*** Provided records ***
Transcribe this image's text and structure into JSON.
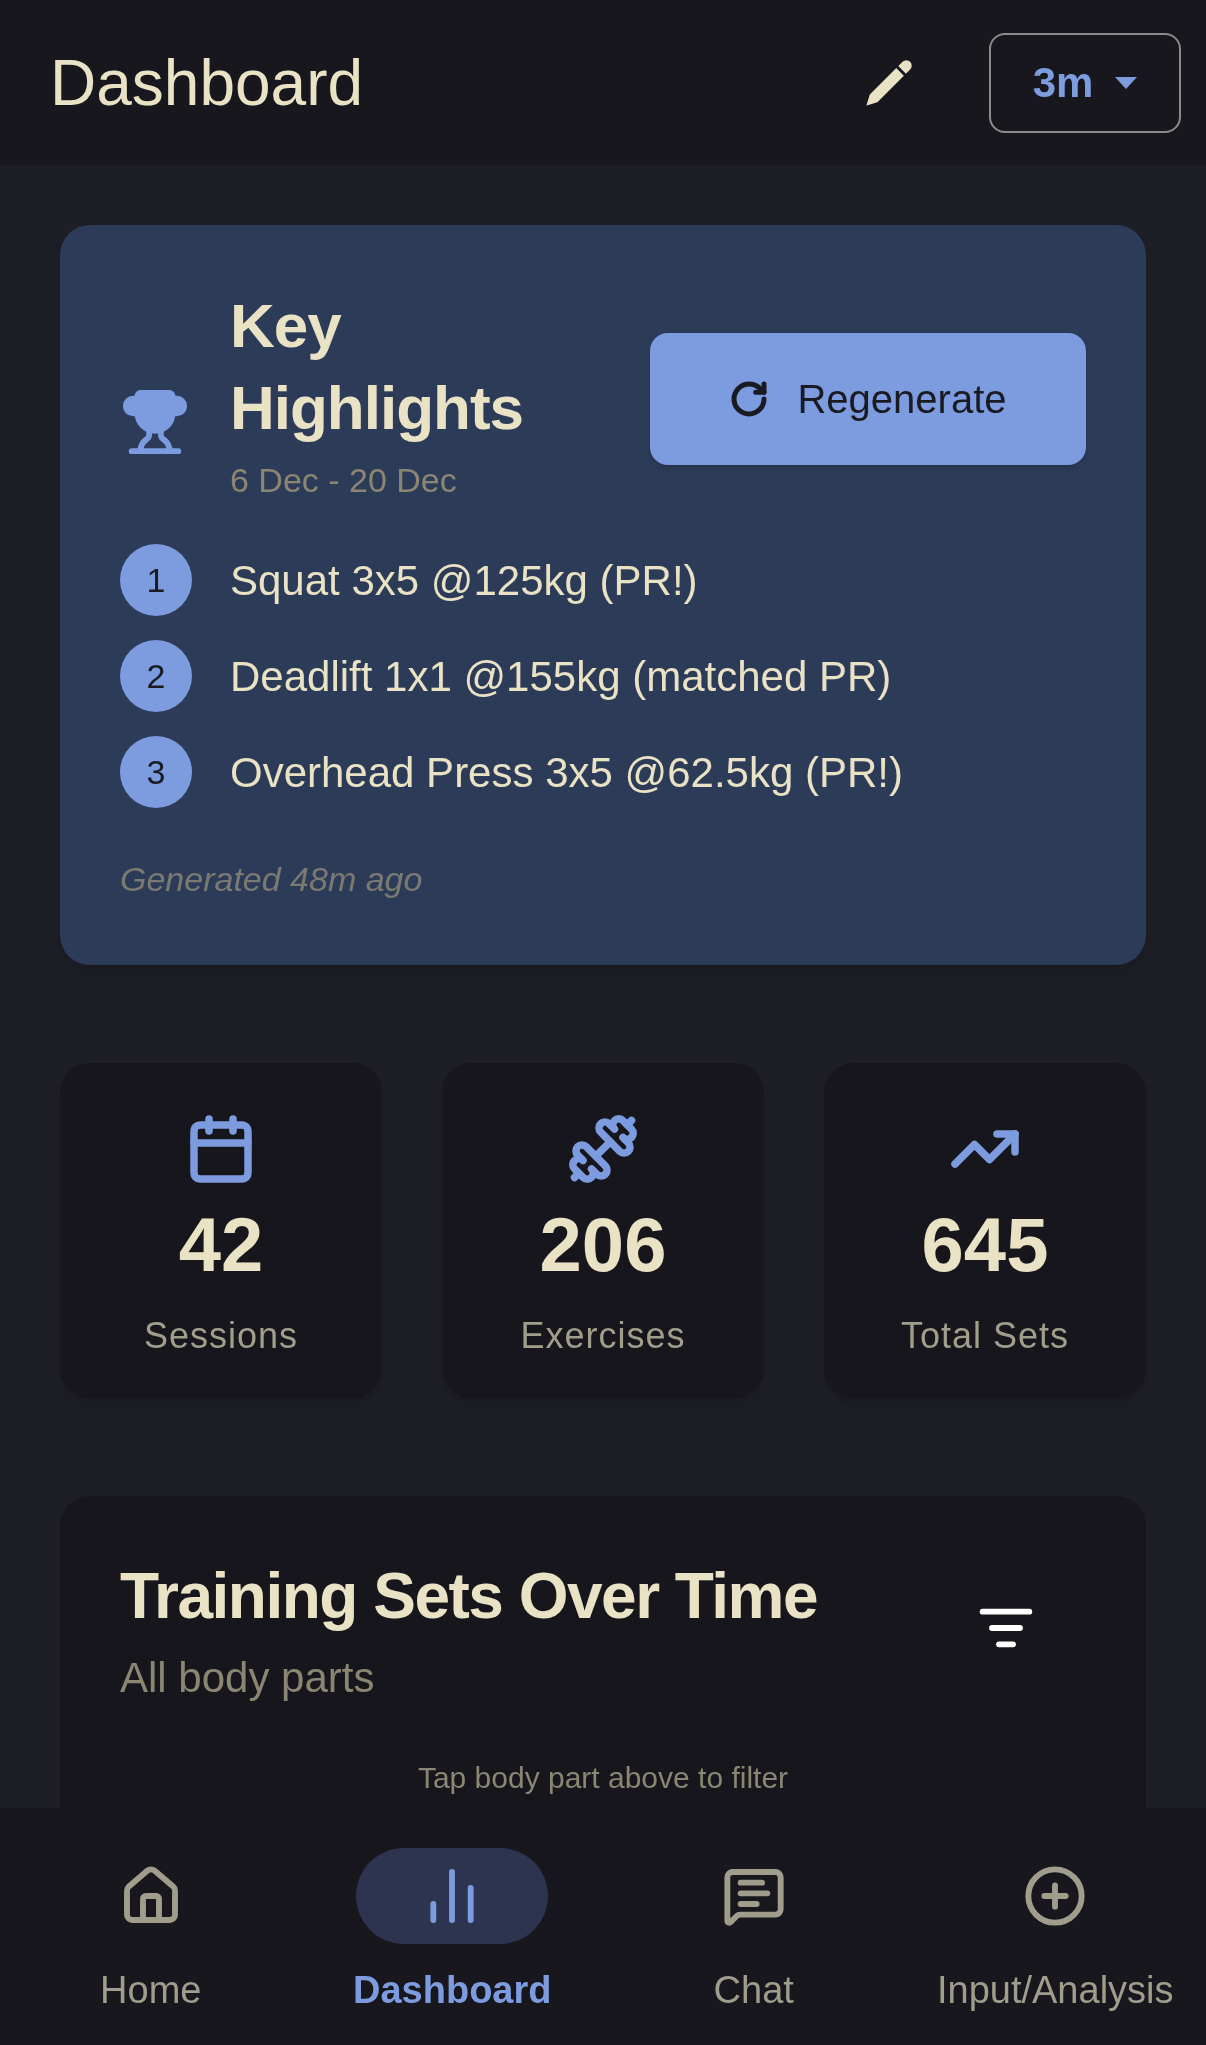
{
  "header": {
    "title": "Dashboard",
    "range": "3m"
  },
  "highlights": {
    "title": "Key Highlights",
    "button": "Regenerate",
    "dates": "6 Dec - 20 Dec",
    "items": [
      {
        "number": "1",
        "text": "Squat 3x5 @125kg (PR!)"
      },
      {
        "number": "2",
        "text": "Deadlift 1x1 @155kg (matched PR)"
      },
      {
        "number": "3",
        "text": "Overhead Press 3x5 @62.5kg (PR!)"
      }
    ],
    "footer": "Generated 48m ago"
  },
  "stats": [
    {
      "value": "42",
      "label": "Sessions"
    },
    {
      "value": "206",
      "label": "Exercises"
    },
    {
      "value": "645",
      "label": "Total Sets"
    }
  ],
  "training": {
    "title": "Training Sets Over Time",
    "subtitle": "All body parts",
    "hint": "Tap body part above to filter"
  },
  "nav": [
    {
      "label": "Home",
      "selected": false
    },
    {
      "label": "Dashboard",
      "selected": true
    },
    {
      "label": "Chat",
      "selected": false
    },
    {
      "label": "Input/Analysis",
      "selected": false
    }
  ]
}
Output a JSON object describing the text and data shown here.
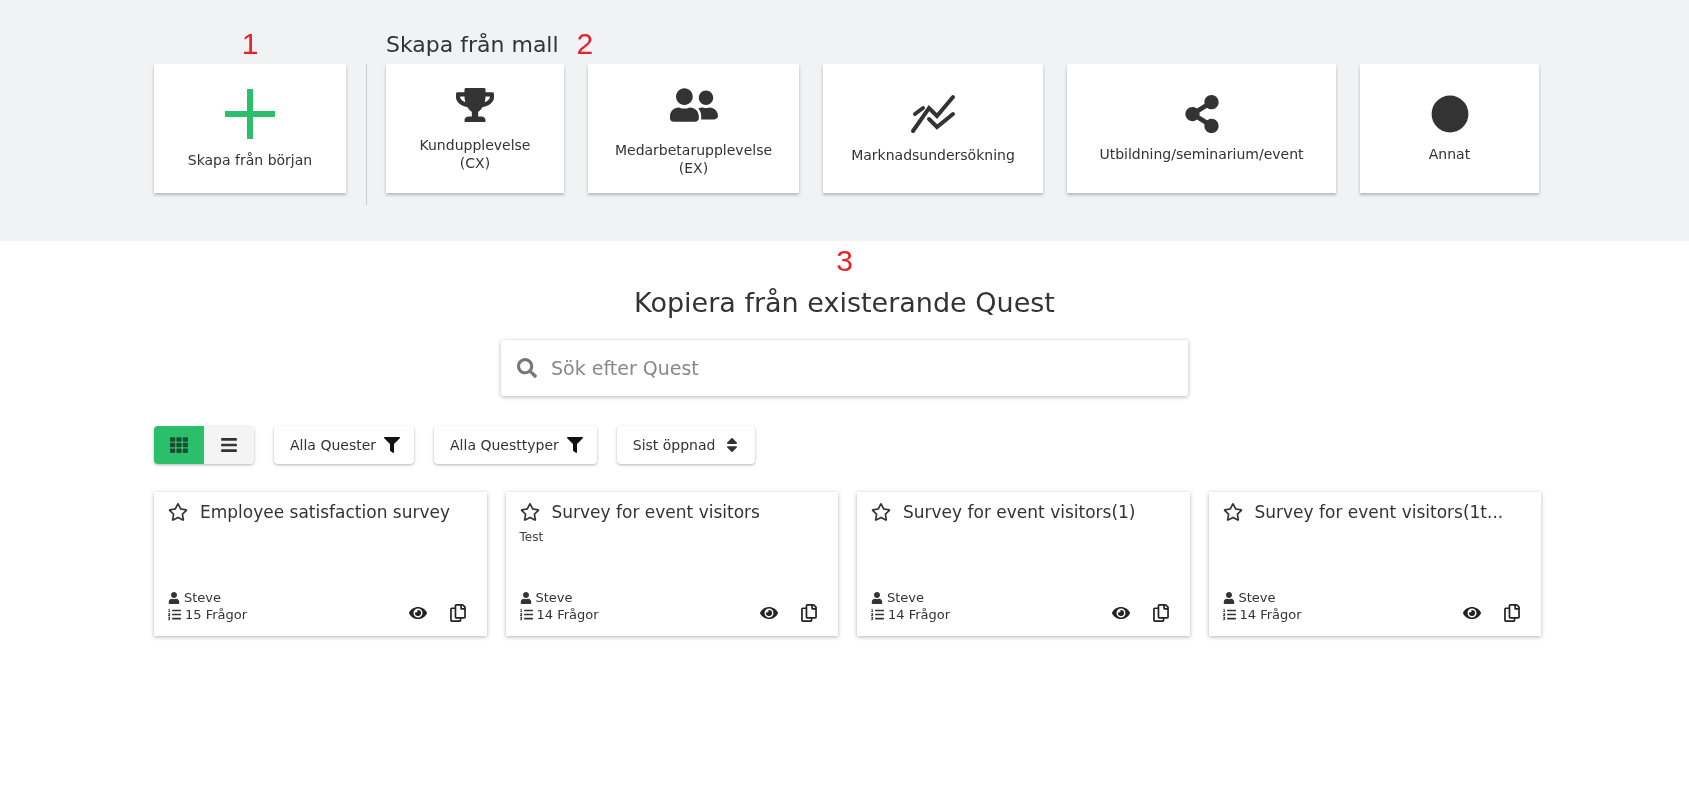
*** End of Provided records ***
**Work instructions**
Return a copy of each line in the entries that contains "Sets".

**Answer section**
      "label": "Total Sets"
    "title": "Training Sets Over Time",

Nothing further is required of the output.